A fresh look at history
Visitors will find that despite its mantle of age, the Read House has knocked the cobwebs off the notion of what a house museum should be. The LIT for the Holidays event features temporary installations by artists recruited locally and across the country to show their creative spirit. In 2021, Urban Outfitters created an enormous tree from copper foil. Last year, Dallas Shaw, a Wilmington floral artist, displayed extravagant arrangements that play on vivid aqua and peach walls in the twin parlors at the front and back of house.
“Her florals heighten the vibrancy of those colors from 225 years ago,” Grom says. “Contemporary artists who see things through their own eyes give us a multifaceted look at the house.”
From The Strand—the exclusive byway that runs along the Delaware River—the Read House looks much the way it did after it was constructed of stout red brick in Federal style, a balanced symmetrical approach popularized by Thomas Jefferson at Monticello. The glass in the twin parlors’ massive windows retains its centuries-old ripples and waves.
“There’s a feeling here that you can’t quite put into words,” Grom says. “The enormous windows and the way light pours into the house. The broad view of the Delaware River. Spaces that are grand yet are not so grand that you can’t imagine yourself living there.”
“If you can EMPATHIZE with PEOPLE in the PAST it’s much easier to empathize with PEOPLE in the PRESENT.”
Yet grandeur is an important element in the design. Ceilings soar 13 feet above wide-plank wood floors. Fireplace mantels and transom windows are decorated in “punch and gouge,” a motif of grooves and holes made with specialized carving tools that was wildly popular around 1800. In fact, the Read House boasts more punch and gouge than any other home in America or Britain, where the technique was invented. The fireplace surrounds are King of Prussia marble, a distinctive black stone with white veining.
By the time he got around to the gardens, Read was strapped for cash. The second owner, William Couper, came home to New Castle after making a fortune trading in China. He bought the house in 1846, lavishing money on the grounds and bringing his mother, siblings, nieces and nephews to the home he loved. The Coupers were faithful stewards of the Read House for 73 years, meticulously maintaining the property.
“They lived here longer than anyone, yet Couper is the owner we know the least about,” Grom says.

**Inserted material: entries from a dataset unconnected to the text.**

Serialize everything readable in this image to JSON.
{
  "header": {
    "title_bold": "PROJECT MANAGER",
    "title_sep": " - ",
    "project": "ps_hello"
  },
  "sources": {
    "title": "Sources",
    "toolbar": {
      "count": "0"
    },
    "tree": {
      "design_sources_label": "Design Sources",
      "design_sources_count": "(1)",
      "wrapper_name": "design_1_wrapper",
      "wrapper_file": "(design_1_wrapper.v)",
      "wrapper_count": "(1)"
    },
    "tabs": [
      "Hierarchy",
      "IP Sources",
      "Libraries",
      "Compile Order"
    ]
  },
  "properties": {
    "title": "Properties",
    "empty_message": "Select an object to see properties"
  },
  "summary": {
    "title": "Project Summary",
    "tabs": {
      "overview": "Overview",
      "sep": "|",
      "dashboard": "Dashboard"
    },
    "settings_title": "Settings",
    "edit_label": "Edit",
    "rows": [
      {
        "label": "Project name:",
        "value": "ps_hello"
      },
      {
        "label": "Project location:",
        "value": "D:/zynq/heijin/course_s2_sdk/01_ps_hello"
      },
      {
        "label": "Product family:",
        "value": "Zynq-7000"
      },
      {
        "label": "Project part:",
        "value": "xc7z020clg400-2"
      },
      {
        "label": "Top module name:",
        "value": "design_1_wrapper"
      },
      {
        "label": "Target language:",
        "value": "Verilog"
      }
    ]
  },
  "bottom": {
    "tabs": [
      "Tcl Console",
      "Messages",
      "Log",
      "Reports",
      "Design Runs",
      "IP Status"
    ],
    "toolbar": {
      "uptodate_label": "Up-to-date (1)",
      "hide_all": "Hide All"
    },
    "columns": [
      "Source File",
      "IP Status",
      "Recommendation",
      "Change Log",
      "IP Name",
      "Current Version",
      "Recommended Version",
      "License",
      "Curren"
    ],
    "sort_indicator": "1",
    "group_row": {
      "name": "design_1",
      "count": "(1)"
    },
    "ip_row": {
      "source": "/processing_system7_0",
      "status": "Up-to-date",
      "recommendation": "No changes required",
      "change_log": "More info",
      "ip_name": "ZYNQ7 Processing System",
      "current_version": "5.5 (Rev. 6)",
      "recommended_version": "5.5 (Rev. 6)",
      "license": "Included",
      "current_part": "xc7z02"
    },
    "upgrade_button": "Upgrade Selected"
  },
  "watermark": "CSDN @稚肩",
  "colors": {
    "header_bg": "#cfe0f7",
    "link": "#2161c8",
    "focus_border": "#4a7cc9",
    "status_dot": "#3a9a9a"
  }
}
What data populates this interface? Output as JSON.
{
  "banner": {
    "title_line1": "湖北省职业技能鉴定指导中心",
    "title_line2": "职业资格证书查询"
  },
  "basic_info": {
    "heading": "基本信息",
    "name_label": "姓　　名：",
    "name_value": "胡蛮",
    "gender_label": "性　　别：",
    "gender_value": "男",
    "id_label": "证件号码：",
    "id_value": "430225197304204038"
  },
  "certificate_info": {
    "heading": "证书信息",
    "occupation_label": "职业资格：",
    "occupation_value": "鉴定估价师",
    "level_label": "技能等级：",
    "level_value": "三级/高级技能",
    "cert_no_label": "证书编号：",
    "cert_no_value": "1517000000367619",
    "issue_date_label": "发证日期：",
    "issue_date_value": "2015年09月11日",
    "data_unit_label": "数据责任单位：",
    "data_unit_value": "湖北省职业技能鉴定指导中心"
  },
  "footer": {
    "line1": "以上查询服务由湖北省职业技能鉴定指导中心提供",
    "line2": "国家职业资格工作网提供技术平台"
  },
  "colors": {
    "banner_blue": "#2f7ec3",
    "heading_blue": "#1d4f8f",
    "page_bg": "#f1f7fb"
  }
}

In the 1920s, the house was acquired by Philip D. and Lydia Chichester Laird, both members of the extended du Pont family, who transformed the staid historic home into a lively social hub. Like their cousin Henry Francis du Pont at his Winterthur estate, they cherished American craftsmanship.
They enjoyed a good time, too. During Prohibition, they redecorated a series of basement rooms into a kitschy private speakeasy.
“Their interests were historic preservation and social drinking,” Grom says.
The Lairds didn’t disturb the historic interior of the public spaces, yet they put their own stamp on the grounds. They replaced a kitchen garden with a swimming pool and pool house to facilitate al fresco soirées. A black-and-white photograph shows the couple in a formal garden with low boxwoods; ivy climbs up the side of the house.
They also installed a yacht basin at the riverfront, ensuring steady deliveries from local bootleggers via boat or seaplane. The couple went on to lead the local Colonial Revival movement, elevating New Castle from a fading river town into a destination for American history buffs.